#### [Exercise objective]
Exact copies of all the lines below are required, with the pictures omitted.

#### [Input material]
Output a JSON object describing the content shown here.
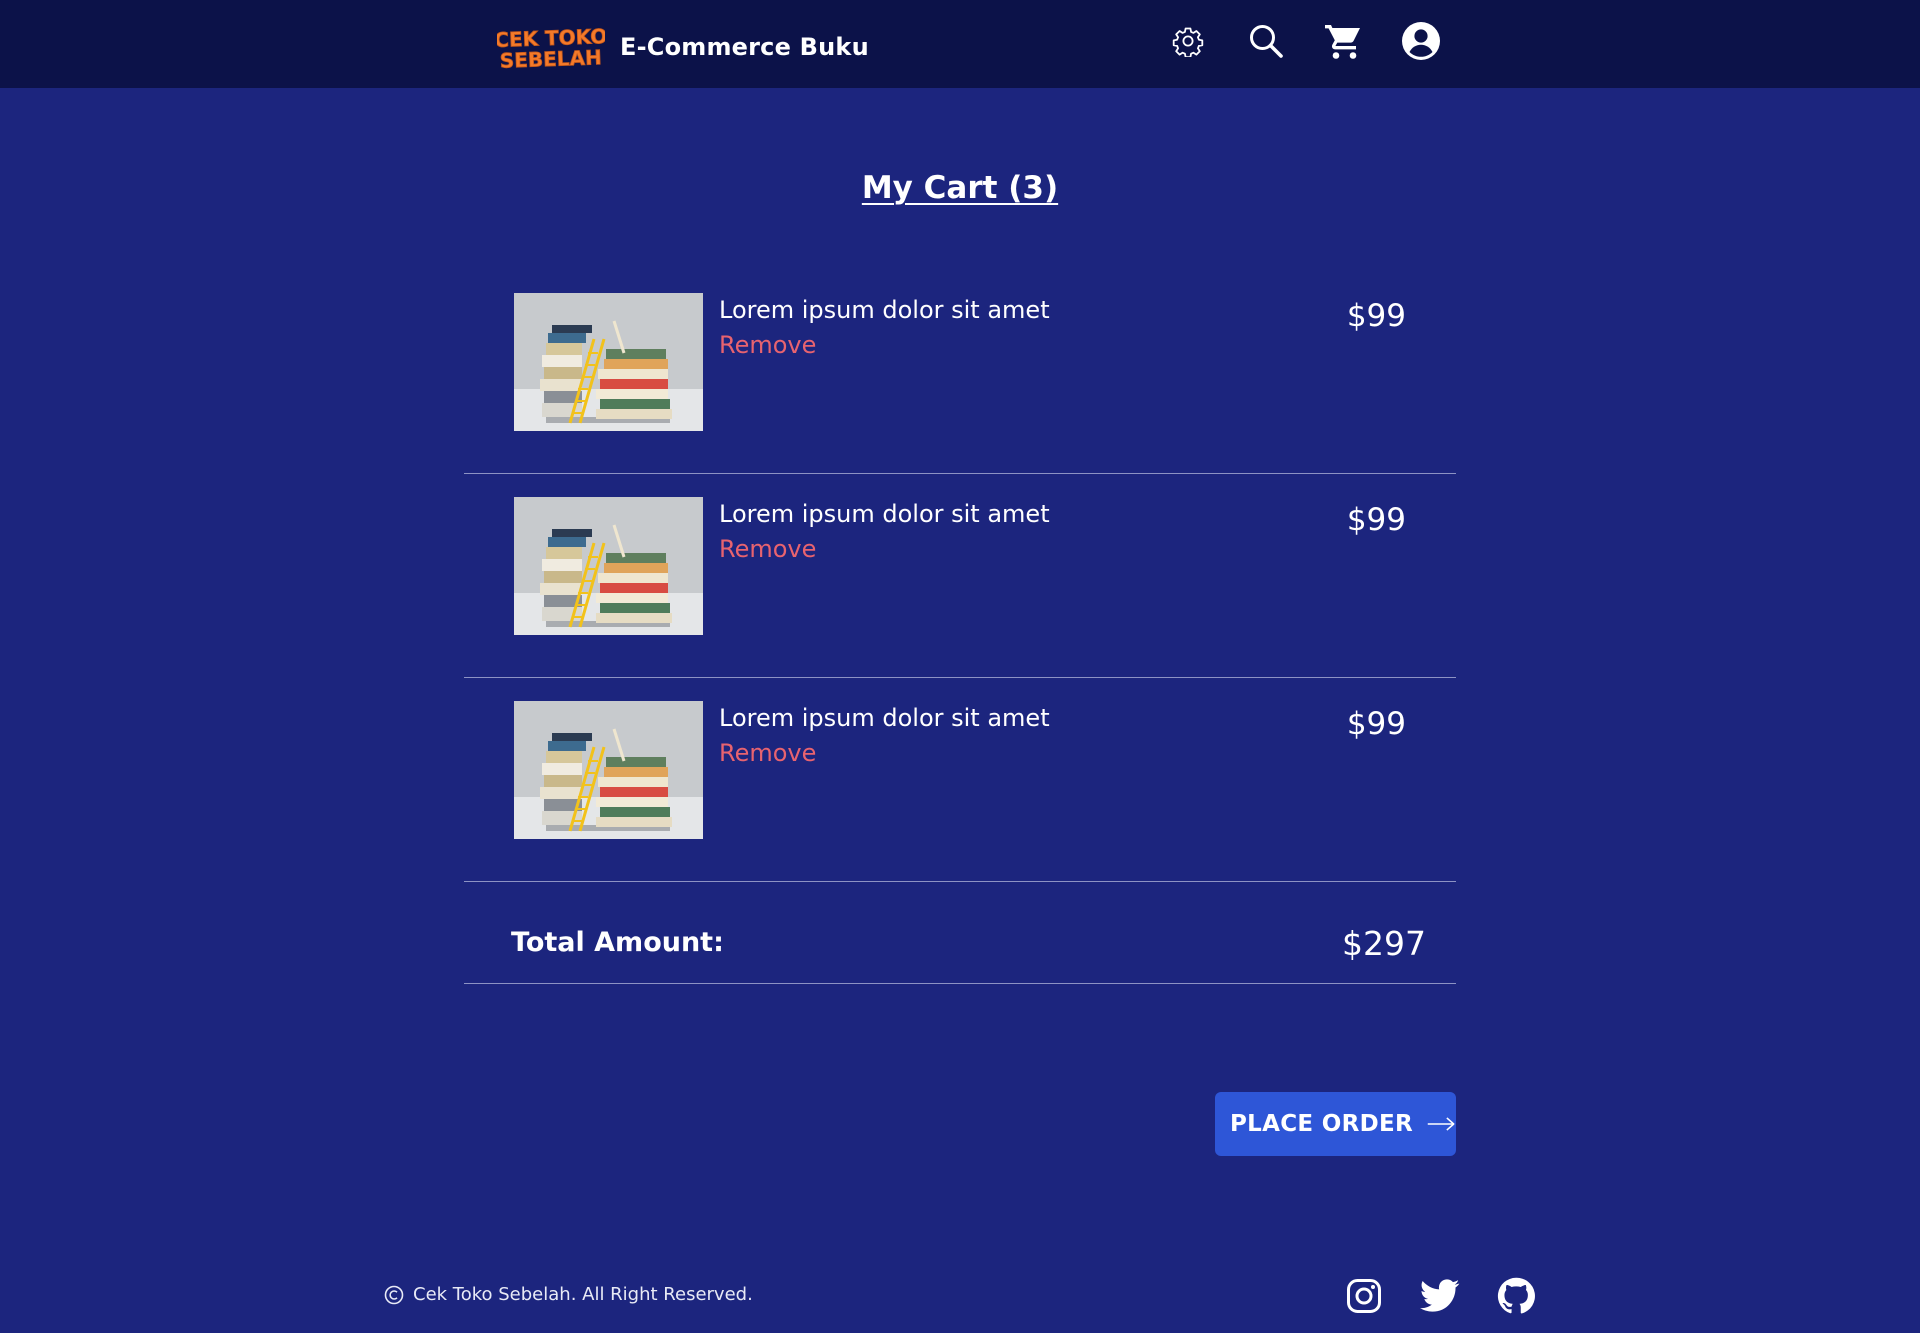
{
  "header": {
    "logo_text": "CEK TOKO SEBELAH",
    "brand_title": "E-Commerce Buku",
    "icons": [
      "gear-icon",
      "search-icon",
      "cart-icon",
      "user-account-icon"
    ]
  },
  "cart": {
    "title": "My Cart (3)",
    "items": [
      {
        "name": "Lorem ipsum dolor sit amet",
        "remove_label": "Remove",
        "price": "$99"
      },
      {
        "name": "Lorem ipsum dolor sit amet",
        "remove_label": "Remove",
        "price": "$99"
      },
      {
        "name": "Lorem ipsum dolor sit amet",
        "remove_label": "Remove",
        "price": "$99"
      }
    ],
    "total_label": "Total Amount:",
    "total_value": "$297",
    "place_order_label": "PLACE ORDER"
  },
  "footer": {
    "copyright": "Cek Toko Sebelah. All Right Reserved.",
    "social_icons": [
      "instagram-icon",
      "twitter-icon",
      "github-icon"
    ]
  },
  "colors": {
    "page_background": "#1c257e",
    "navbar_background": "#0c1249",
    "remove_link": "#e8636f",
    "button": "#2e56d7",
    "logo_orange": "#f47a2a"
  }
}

#### [Completed exercise]
Output a JSON object describing the content shown here.
{
  "header": {
    "logo_text": "CEK TOKO SEBELAH",
    "brand_title": "E-Commerce Buku",
    "icons": [
      "gear-icon",
      "search-icon",
      "cart-icon",
      "user-account-icon"
    ]
  },
  "cart": {
    "title": "My Cart (3)",
    "items": [
      {
        "name": "Lorem ipsum dolor sit amet",
        "remove_label": "Remove",
        "price": "$99"
      },
      {
        "name": "Lorem ipsum dolor sit amet",
        "remove_label": "Remove",
        "price": "$99"
      },
      {
        "name": "Lorem ipsum dolor sit amet",
        "remove_label": "Remove",
        "price": "$99"
      }
    ],
    "total_label": "Total Amount:",
    "total_value": "$297",
    "place_order_label": "PLACE ORDER"
  },
  "footer": {
    "copyright": "Cek Toko Sebelah. All Right Reserved.",
    "social_icons": [
      "instagram-icon",
      "twitter-icon",
      "github-icon"
    ]
  },
  "colors": {
    "page_background": "#1c257e",
    "navbar_background": "#0c1249",
    "remove_link": "#e8636f",
    "button": "#2e56d7",
    "logo_orange": "#f47a2a"
  }
}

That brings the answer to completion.